May 21, 2011 (AFP) – Sri Lanka is hoping for a better credit rating to boost its plans to sell a $1 billion sovereign bond this year, an official said Saturday, ahead of a visit by ratings agencies. The Central Bank’s deputy governor Dharma Dheerasinghe said the agencies, Standard and Poor’s, Fitch and Moody’s, will begin a visit to the island next Monday to assess its financial health.
“We have a better credit story to tell now,” Dheerasinghe told AFP, comparing his country’s current economic fortunes with those during the decades-long ethnic conflict with Tamil Tiger rebels which ended in May 2009.
“The economy is growing steadily,” he said. “We hope there will be an improvement in our rating after the review.”
The island’s $50-billion economy is tipped to grow at a record 8.5 percent this year, up from a 32-year high of 8.0 percent posted in 2010.
The bank has set its sights on Sri Lanka achieving a rating of at least “BBB” — just one notch below investment grade — by 2014 to allow it to borrow at cheaper interest rates on the international market.
Sri Lanka currently has a “B” grade — five notches below investment grade — from global ratings agency Standard and Poor’s.

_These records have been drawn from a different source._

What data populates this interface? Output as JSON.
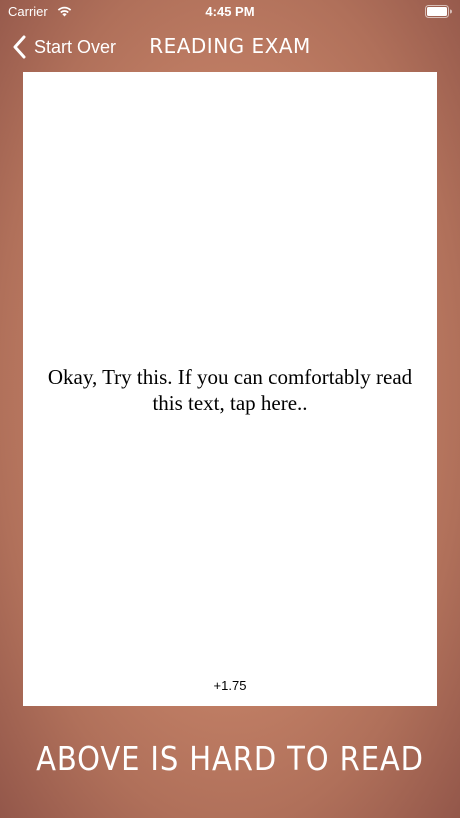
{
  "status_bar": {
    "carrier": "Carrier",
    "time": "4:45 PM",
    "wifi_icon": "wifi-icon",
    "battery_icon": "battery-icon"
  },
  "nav": {
    "back_label": "Start Over",
    "back_icon": "chevron-left-icon",
    "title": "READING EXAM"
  },
  "card": {
    "text": "Okay, Try this. If you can comfortably read this text, tap here..",
    "power": "+1.75"
  },
  "bottom_button": {
    "label": "ABOVE IS HARD TO READ"
  },
  "colors": {
    "background": "#c8856a",
    "card": "#ffffff",
    "text_on_background": "#ffffff"
  }
}
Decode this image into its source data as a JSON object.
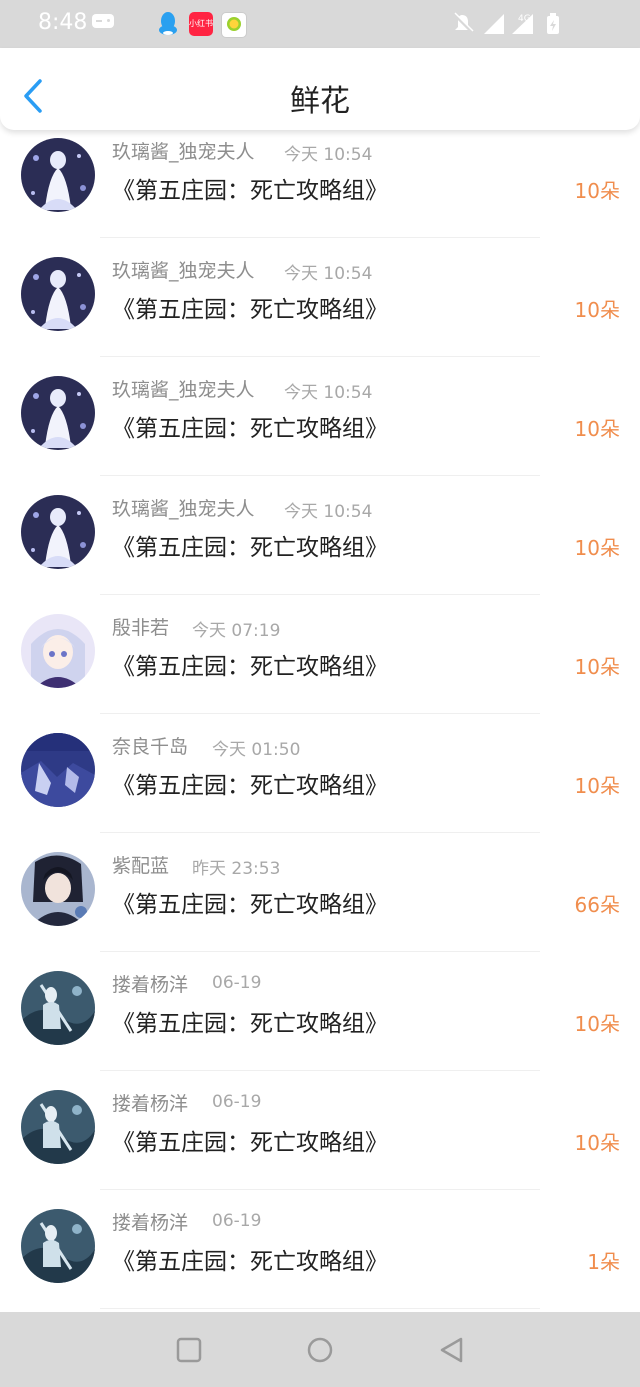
{
  "status_bar": {
    "time": "8:48",
    "xhs_label": "小红书",
    "network": "4G",
    "icons": [
      "gamepad-icon",
      "qq-icon",
      "xiaohongshu-icon",
      "app-icon",
      "mute-icon",
      "signal-icon",
      "battery-icon"
    ]
  },
  "header": {
    "title": "鲜花",
    "back_icon": "chevron-left-icon",
    "accent": "#2a9df4"
  },
  "colors": {
    "amount": "#f08d4d",
    "username": "#8e8e8e",
    "time": "#a8a8a8"
  },
  "records": [
    {
      "user": "玖璃酱_独宠夫人",
      "time": "今天 10:54",
      "book": "《第五庄园：死亡攻略组》",
      "amount": "10朵"
    },
    {
      "user": "玖璃酱_独宠夫人",
      "time": "今天 10:54",
      "book": "《第五庄园：死亡攻略组》",
      "amount": "10朵"
    },
    {
      "user": "玖璃酱_独宠夫人",
      "time": "今天 10:54",
      "book": "《第五庄园：死亡攻略组》",
      "amount": "10朵"
    },
    {
      "user": "玖璃酱_独宠夫人",
      "time": "今天 10:54",
      "book": "《第五庄园：死亡攻略组》",
      "amount": "10朵"
    },
    {
      "user": "殷非若",
      "time": "今天 07:19",
      "book": "《第五庄园：死亡攻略组》",
      "amount": "10朵"
    },
    {
      "user": "奈良千岛",
      "time": "今天 01:50",
      "book": "《第五庄园：死亡攻略组》",
      "amount": "10朵"
    },
    {
      "user": "紫配蓝",
      "time": "昨天 23:53",
      "book": "《第五庄园：死亡攻略组》",
      "amount": "66朵"
    },
    {
      "user": "搂着杨洋",
      "time": "06-19",
      "book": "《第五庄园：死亡攻略组》",
      "amount": "10朵"
    },
    {
      "user": "搂着杨洋",
      "time": "06-19",
      "book": "《第五庄园：死亡攻略组》",
      "amount": "10朵"
    },
    {
      "user": "搂着杨洋",
      "time": "06-19",
      "book": "《第五庄园：死亡攻略组》",
      "amount": "1朵"
    }
  ],
  "nav_bar": {
    "icons": [
      "recents-square-icon",
      "home-circle-icon",
      "back-triangle-icon"
    ]
  }
}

The central bank deputy governor said the planned bond will carry a tenure of 10 years or more. He added that roadshows have been lined up in June in London, Singapore and New York.
The bond, which will help pay off debt and raise cash for infrastructure investments, is expected to be issued in July but no firm date has been set.
It will be Sri Lanka’s fourth international bond offering, known as a eurobond, since it first tapped foreign capital markets in 2007.
The island has also raised money through short-term loans and syndicated loans to meet its budgetary needs.
“The government hopes to use some of the upcoming bond proceeds to retire expensive debt and fund infrastructure projects,” Dheerasinghe said.
Sri Lanka has used part of the proceeds of earlier bond sales to pay for a raft of infrastructure projects to rebuild the war-torn north and eastern regions that were virtually flattened during the conflict.
The bank’s governor, Nivard Cabraal, said Friday that the government aims to pump large sums into the war-hit regions to improve sanitation, water supply, power, roads, irrigation and health care.
From 2011 to 2013, some 251 billion rupees ($2.2 billion) would be spent in the north, while another 51 billion rupees is planned for 2011, he said.